There are two reasons why the department has taken so long to try to change. One, leadership quality — it hardly gets its leaders from among those who top the civil service exams. Two, the Union finance ministry has had a vested interest in keeping the post office the way it has always been. Funds garnered by it are not its own. The exercise is done on behalf of the government, for a fee. The deposits have gone towards funding the fiscal deficit of the states and the Centre. Small savings account for 20 per cent of outstanding central liabilities. Within this, there is a lot of year-to-year variation. During 2000-11, the rate of growth of small savings has fluctuated between 22.2 per cent in 2004-05 and -1.4 per cent in 2008-09.
It can be said that the post office savings bank does not get depositors out of its own effort. They walk in because of better (administered) returns and tax advantages. That is why collections fluctuate according to whether banks’ deposit rates appear more or less attractive at a given moment. This happens because, while banks and the entire financial sector have moved to market-determined rates which fluctuate according to the signals of monetary policy, small savings rates have been kept stable so as to encourage steady savings by common folks.
That is why if the post office is allowed to own a bank, then all the outstandings under small savings (excluding those garnered by banks) may not remain with the new entity.

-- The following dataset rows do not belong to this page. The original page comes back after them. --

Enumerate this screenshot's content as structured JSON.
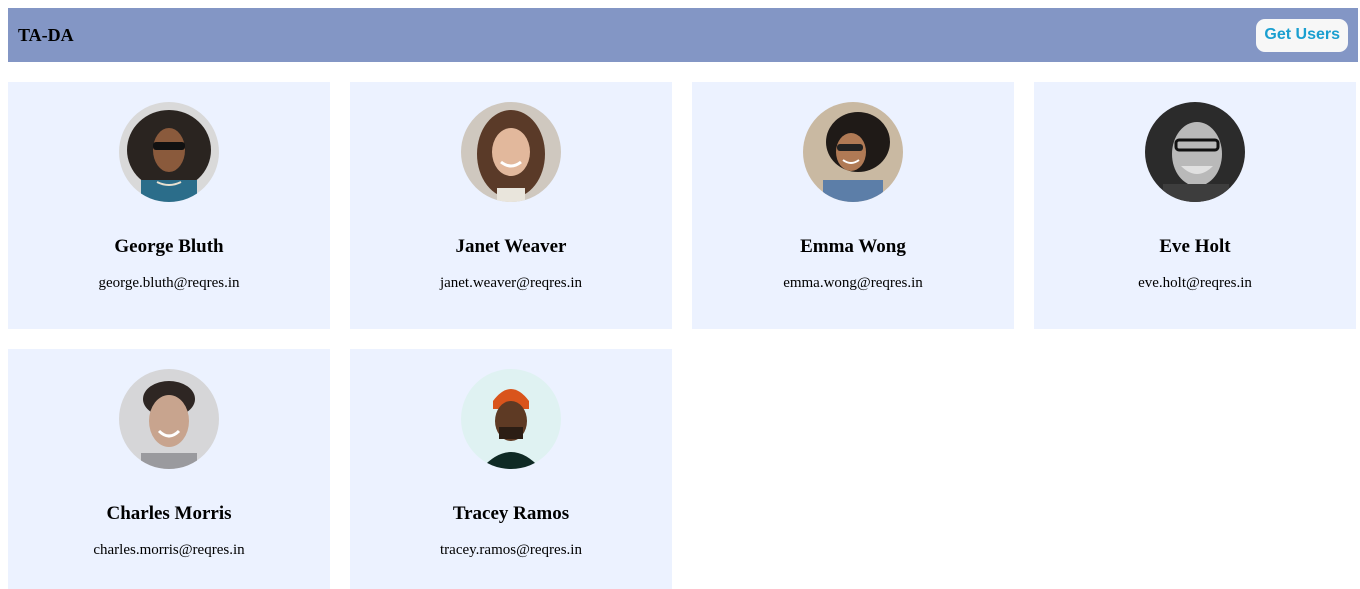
{
  "navbar": {
    "brand": "TA-DA",
    "get_users_label": "Get Users"
  },
  "users": [
    {
      "name": "George Bluth",
      "email": "george.bluth@reqres.in",
      "avatar": "george-avatar"
    },
    {
      "name": "Janet Weaver",
      "email": "janet.weaver@reqres.in",
      "avatar": "janet-avatar"
    },
    {
      "name": "Emma Wong",
      "email": "emma.wong@reqres.in",
      "avatar": "emma-avatar"
    },
    {
      "name": "Eve Holt",
      "email": "eve.holt@reqres.in",
      "avatar": "eve-avatar"
    },
    {
      "name": "Charles Morris",
      "email": "charles.morris@reqres.in",
      "avatar": "charles-avatar"
    },
    {
      "name": "Tracey Ramos",
      "email": "tracey.ramos@reqres.in",
      "avatar": "tracey-avatar"
    }
  ],
  "colors": {
    "navbar": "#8396c5",
    "card": "#ecf2ff",
    "button_text": "#1a9fd0"
  }
}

Some will; only 16 per cent of postal deposits compete directly with banks. So an enormous amount of thought, structuring and effort will be needed to make the new entity a success and fulfil its developmental role.

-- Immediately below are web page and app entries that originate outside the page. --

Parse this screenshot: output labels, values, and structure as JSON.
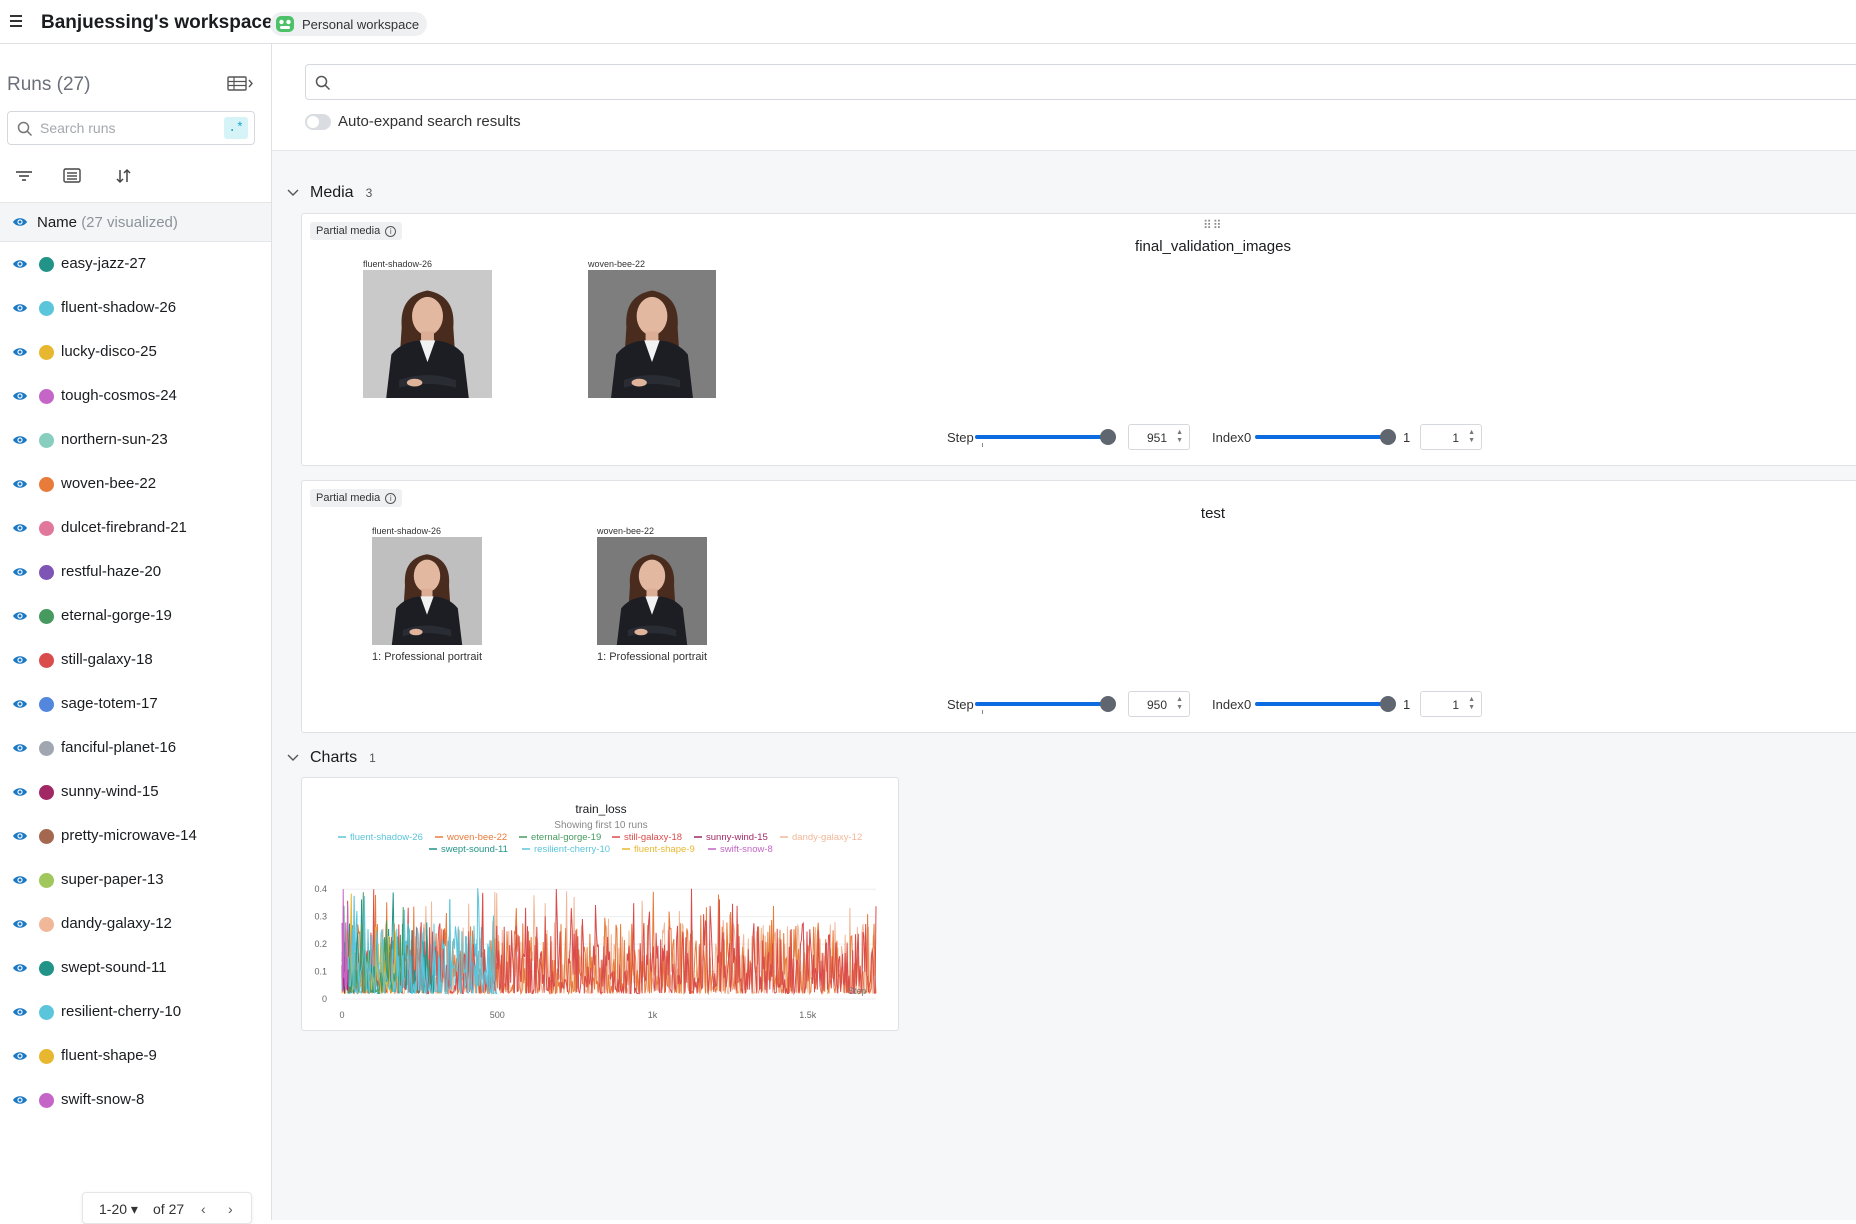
{
  "header": {
    "workspace_title": "Banjuessing's workspace",
    "workspace_badge": "Personal workspace"
  },
  "sidebar": {
    "runs_title": "Runs (27)",
    "search_placeholder": "Search runs",
    "regex_label": ".*",
    "name_header": "Name",
    "name_header_sub": "(27 visualized)",
    "runs": [
      {
        "name": "easy-jazz-27",
        "color": "#229487"
      },
      {
        "name": "fluent-shadow-26",
        "color": "#5bc5db"
      },
      {
        "name": "lucky-disco-25",
        "color": "#e8b730"
      },
      {
        "name": "tough-cosmos-24",
        "color": "#c565c7"
      },
      {
        "name": "northern-sun-23",
        "color": "#87cebf"
      },
      {
        "name": "woven-bee-22",
        "color": "#e87b3a"
      },
      {
        "name": "dulcet-firebrand-21",
        "color": "#e1789c"
      },
      {
        "name": "restful-haze-20",
        "color": "#7e54b5"
      },
      {
        "name": "eternal-gorge-19",
        "color": "#479a5f"
      },
      {
        "name": "still-galaxy-18",
        "color": "#da4c4c"
      },
      {
        "name": "sage-totem-17",
        "color": "#5387dd"
      },
      {
        "name": "fanciful-planet-16",
        "color": "#a0a7b1"
      },
      {
        "name": "sunny-wind-15",
        "color": "#a12864"
      },
      {
        "name": "pretty-microwave-14",
        "color": "#a46750"
      },
      {
        "name": "super-paper-13",
        "color": "#a0c75c"
      },
      {
        "name": "dandy-galaxy-12",
        "color": "#f0b899"
      },
      {
        "name": "swept-sound-11",
        "color": "#229487"
      },
      {
        "name": "resilient-cherry-10",
        "color": "#5bc5db"
      },
      {
        "name": "fluent-shape-9",
        "color": "#e8b730"
      },
      {
        "name": "swift-snow-8",
        "color": "#c565c7"
      }
    ],
    "pager": {
      "range": "1-20",
      "of": "of 27"
    }
  },
  "main": {
    "auto_expand_label": "Auto-expand search results",
    "media_section": {
      "title": "Media",
      "count": "3"
    },
    "charts_section": {
      "title": "Charts",
      "count": "1"
    },
    "media_panels": [
      {
        "badge": "Partial media",
        "title": "final_validation_images",
        "thumbs": [
          {
            "label": "fluent-shadow-26",
            "caption": ""
          },
          {
            "label": "woven-bee-22",
            "caption": ""
          }
        ],
        "step_label": "Step",
        "step_value": "951",
        "index_label": "Index",
        "index_min": "0",
        "index_max": "1",
        "index_value": "1"
      },
      {
        "badge": "Partial media",
        "title": "test",
        "thumbs": [
          {
            "label": "fluent-shadow-26",
            "caption": "1: Professional portrait"
          },
          {
            "label": "woven-bee-22",
            "caption": "1: Professional portrait"
          }
        ],
        "step_label": "Step",
        "step_value": "950",
        "index_label": "Index",
        "index_min": "0",
        "index_max": "1",
        "index_value": "1"
      }
    ]
  },
  "chart_data": {
    "type": "line",
    "title": "train_loss",
    "subtitle": "Showing first 10 runs",
    "xlabel": "Step",
    "ylabel": "",
    "xlim": [
      0,
      1720
    ],
    "ylim": [
      0,
      0.43
    ],
    "x_ticks": [
      "0",
      "500",
      "1k",
      "1.5k"
    ],
    "y_ticks": [
      "0",
      "0.1",
      "0.2",
      "0.3",
      "0.4"
    ],
    "legend_placement": "top",
    "series": [
      {
        "name": "fluent-shadow-26",
        "color": "#5bc5db",
        "x_range": [
          0,
          500
        ]
      },
      {
        "name": "woven-bee-22",
        "color": "#e87b3a",
        "x_range": [
          0,
          1720
        ]
      },
      {
        "name": "eternal-gorge-19",
        "color": "#479a5f",
        "x_range": [
          0,
          200
        ]
      },
      {
        "name": "still-galaxy-18",
        "color": "#da4c4c",
        "x_range": [
          0,
          1720
        ]
      },
      {
        "name": "sunny-wind-15",
        "color": "#a12864",
        "x_range": [
          0,
          20
        ]
      },
      {
        "name": "dandy-galaxy-12",
        "color": "#f0b899",
        "x_range": [
          0,
          1720
        ]
      },
      {
        "name": "swept-sound-11",
        "color": "#229487",
        "x_range": [
          0,
          300
        ]
      },
      {
        "name": "resilient-cherry-10",
        "color": "#5bc5db",
        "x_range": [
          0,
          500
        ]
      },
      {
        "name": "fluent-shape-9",
        "color": "#e8b730",
        "x_range": [
          0,
          180
        ]
      },
      {
        "name": "swift-snow-8",
        "color": "#c565c7",
        "x_range": [
          0,
          20
        ]
      }
    ]
  }
}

The bank will have to become an efficient deposit taker and provider of basic financial services, like payments and remittances. For this it will have to take core banking to rural areas, where it is today scarce, and dot the countryside with ATMs. To increase footfalls and fulfil its true purpose of making itself and the post office of tomorrow the centre of rural activity, it will have to be the provider of last resort of e-governance services. The virtuous cycle will come when the typical rural employment guarantee labourer will get his payments through the post office bank — and then make it his piggy bank, the keeper of his small but precious savings.
The big issue will be what the bank will do with the savings it will hopefully generate. To begin with, it will have to remain a very narrow bank, parking its deposits in high-yielding long-term government securities, or infrastructure paper. A key option will be to park also with National Bank for Agriculture and Rural Development (Nabard), for on-lending to the microfinance sector. In fact, Nabard can float a special type of paper or certificate of deposit for the bank to park its funds profitably.
If the bank has to face a challenge greater than knowing what to do with its money, then it will be about human resources. It will be a stupendous challenge to run a rural bank with the latest IT and in an innovative manner. Truly outstanding leadership will be required to create the extended family to run this bank — not just public-private partnership, but something out of the box. Maybe invite social entrepreneurs like Nachiket Mor to take on a leadership role? This will not be easy, considering the trouble the prime minister has had to face to enable Nandan Nilekani to make a successful lateral entry. The postal bank must not, after all, become just another bank.